App and web page records
[Start of Attachment]

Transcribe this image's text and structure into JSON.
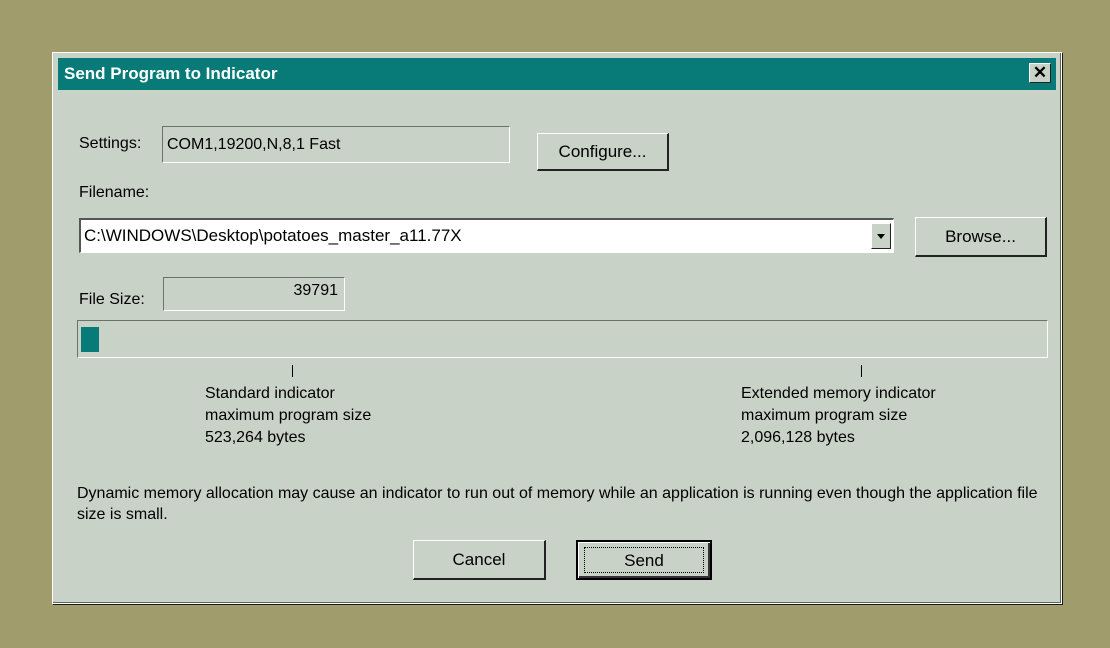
{
  "window": {
    "title": "Send Program to Indicator",
    "close_glyph": "✕"
  },
  "settings": {
    "label": "Settings:",
    "value": "COM1,19200,N,8,1  Fast",
    "configure_button": "Configure..."
  },
  "filename": {
    "label": "Filename:",
    "value": "C:\\WINDOWS\\Desktop\\potatoes_master_a11.77X",
    "browse_button": "Browse..."
  },
  "file_size": {
    "label": "File Size:",
    "value": "39791"
  },
  "progress": {
    "value_fraction": 0.019,
    "color": "#087b78"
  },
  "standard_indicator": {
    "line1": "Standard indicator",
    "line2": "maximum program size",
    "line3": "523,264 bytes"
  },
  "extended_indicator": {
    "line1": "Extended memory indicator",
    "line2": "maximum program size",
    "line3": "2,096,128 bytes"
  },
  "note": "Dynamic memory allocation may cause an indicator to run out of memory while an application is running even though the application file size is small.",
  "buttons": {
    "cancel": "Cancel",
    "send": "Send"
  },
  "colors": {
    "background": "#a09c6b",
    "dialog": "#c9d2c6",
    "titlebar": "#087b78"
  }
}
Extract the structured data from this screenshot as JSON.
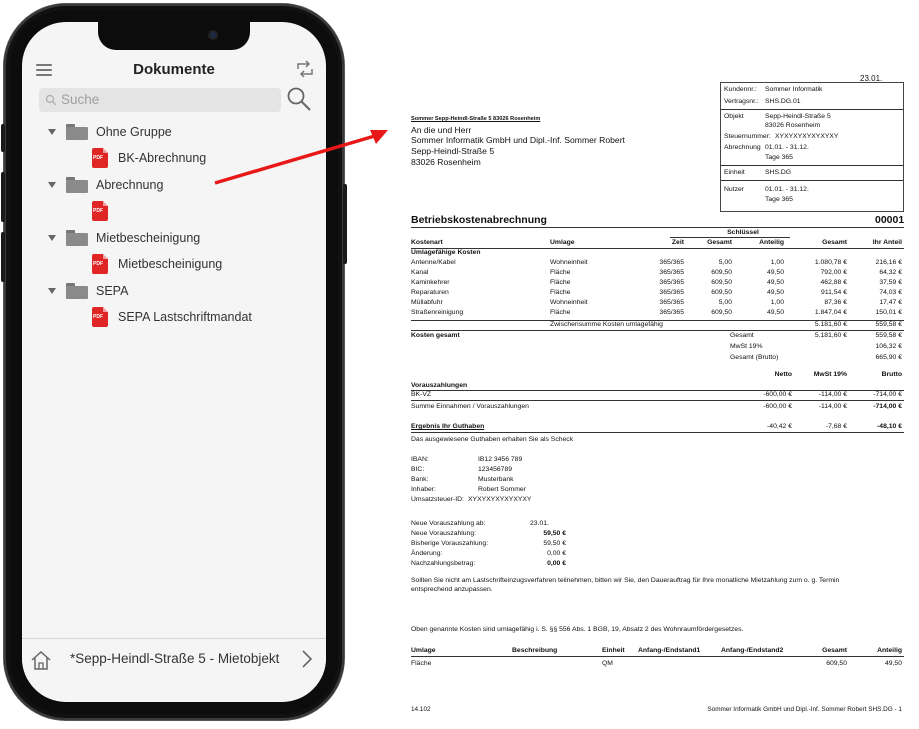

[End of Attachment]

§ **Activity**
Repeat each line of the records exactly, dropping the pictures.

§ **Reply**
Transcribe this image's text and structure into JSON.
{
  "window": {
    "title": "Send Program to Indicator",
    "close_glyph": "✕"
  },
  "settings": {
    "label": "Settings:",
    "value": "COM1,19200,N,8,1  Fast",
    "configure_button": "Configure..."
  },
  "filename": {
    "label": "Filename:",
    "value": "C:\\WINDOWS\\Desktop\\potatoes_master_a11.77X",
    "browse_button": "Browse..."
  },
  "file_size": {
    "label": "File Size:",
    "value": "39791"
  },
  "progress": {
    "value_fraction": 0.019,
    "color": "#087b78"
  },
  "standard_indicator": {
    "line1": "Standard indicator",
    "line2": "maximum program size",
    "line3": "523,264 bytes"
  },
  "extended_indicator": {
    "line1": "Extended memory indicator",
    "line2": "maximum program size",
    "line3": "2,096,128 bytes"
  },
  "note": "Dynamic memory allocation may cause an indicator to run out of memory while an application is running even though the application file size is small.",
  "buttons": {
    "cancel": "Cancel",
    "send": "Send"
  },
  "colors": {
    "background": "#a09c6b",
    "dialog": "#c9d2c6",
    "titlebar": "#087b78"
  }
}
Extract the structured data from this screenshot as JSON.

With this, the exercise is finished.